Seminars & Events
Friday, October 4, 2013: Dr. Laurie Ryan, SMCM '86 (National Institute on Aging) will speak on "Alzheimer's Disease: Targets and Treatments" at 3:00 pm in Goodpaster Hall 195.
Monday, October 21, 2013: Dr. Greg Elmer (University of Maryland Baltimore) will speak on "Domains and Constructs in Motivation: Where Does the Habenula Fit In?" at 4:45 pm in Goodpaster Hall 195.
Friday, October 25, 2013: Dr. Terry Davidson (American University) will speak on "Why We Overeat and Become Obese? It Could be What We Think!" at 3:00 pm in Goodpaster Hall 195.
Dr. Gwen Calhoon '06 recently received her Ph.D. in Neuroscience from the University of Maryland Baltimore, and was inducted into Nu Rho Psi.
Miller, Emily (2012). Effects of cocaine on behavior in the NVHL model of schizophrenia. (Mentor: A.M. Brady)

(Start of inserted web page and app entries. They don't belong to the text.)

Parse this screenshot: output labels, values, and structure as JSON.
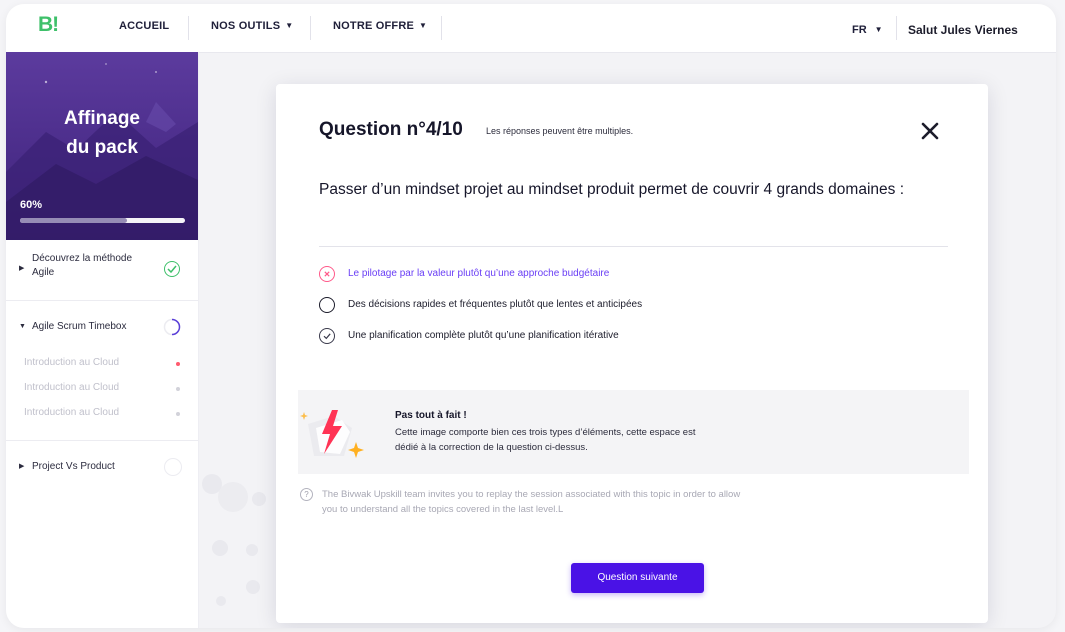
{
  "header": {
    "logo_text": "B!",
    "nav": [
      {
        "label": "ACCUEIL"
      },
      {
        "label": "NOS OUTILS"
      },
      {
        "label": "NOTRE OFFRE"
      }
    ],
    "language": "FR",
    "greeting": "Salut Jules Viernes"
  },
  "sidebar": {
    "hero_title_line1": "Affinage",
    "hero_title_line2": "du pack",
    "progress_label": "60%",
    "progress_value": 0.65,
    "sections": [
      {
        "label_line1": "Découvrez la méthode",
        "label_line2": "Agile",
        "status": "completed"
      },
      {
        "label": "Agile Scrum Timebox",
        "status": "in-progress",
        "children": [
          {
            "label": "Introduction au Cloud",
            "dot_color": "#ff5a6e"
          },
          {
            "label": "Introduction au Cloud",
            "dot_color": "#d2d2da"
          },
          {
            "label": "Introduction au Cloud",
            "dot_color": "#d2d2da"
          }
        ]
      },
      {
        "label": "Project Vs Product",
        "status": "not-started"
      }
    ]
  },
  "modal": {
    "title": "Question n°4/10",
    "hint": "Les réponses peuvent être multiples.",
    "question": "Passer d’un mindset projet au mindset produit permet de couvrir 4 grands domaines :",
    "answers": [
      {
        "text": "Le pilotage par la valeur plutôt qu’une approche budgétaire",
        "state": "wrong",
        "color": "#6a3ff5"
      },
      {
        "text": "Des décisions rapides et fréquentes plutôt que lentes et anticipées",
        "state": "neutral",
        "color": "#1c1c2b"
      },
      {
        "text": "Une planification complète plutôt qu’une planification itérative",
        "state": "correct",
        "color": "#1c1c2b"
      }
    ],
    "feedback": {
      "title": "Pas tout à fait !",
      "body": "Cette image comporte bien ces trois types d’éléments, cette espace est dédié à la correction de la  question ci-dessus."
    },
    "info_icon": "?",
    "info": "The Bivwak Upskill team invites you to replay the session associated with this topic in order to allow you to understand all the topics covered in the last level.L",
    "next_button": "Question suivante"
  },
  "colors": {
    "accent": "#4a12e6",
    "success": "#3ec06a",
    "error": "#ff5a8a",
    "hero": "#4b2d8a"
  }
}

Elevated rates of substance abuse disorders have been observed in the schizophrenic population as compared to the general population. Two hypotheses, the self-medication hypothesis and the similar neurobiology hypothesis, have been proposed to explain this difference. Studies have shown that the drugs schizophrenic patients report using do not correlate with the symptoms they exhibit (Volkow, 2009) and that the onset of drug abuse often occurs before the onset of schizophrenia (Hambrecht & Hafner, 1996; Levander, Eberhard, & Lindstrom, 2007). Similar neurobiology would result in persons with schizophrenia having enhanced vulnerability to drug addiction (Chambers, Krystal, & Self, 2001). This study aimed to examine behavior in the NVHL model of schizophrenia during the withdrawal period following self-administration of cocaine in order to elucidate the short-term and long-term effects of cocaine on behavior in the NVHL model. If the deficits associated with this model were ameliorated by exposure to cocaine, this would have provided support for the self-medication hypothesis. However, while we were able to replicate the deficits in pre-pulse inhibition and decreased social interaction characteristic of the NVHL model, we did not observe any improvements in these deficits following exposure to cocaine. The lack of behavioral changes in NVHL animals after cocaine exposure suggests that drug abuse in patients with schizophrenia may not be an attempt to relieve their symptoms, but rather an additional symptom of schizophrenia.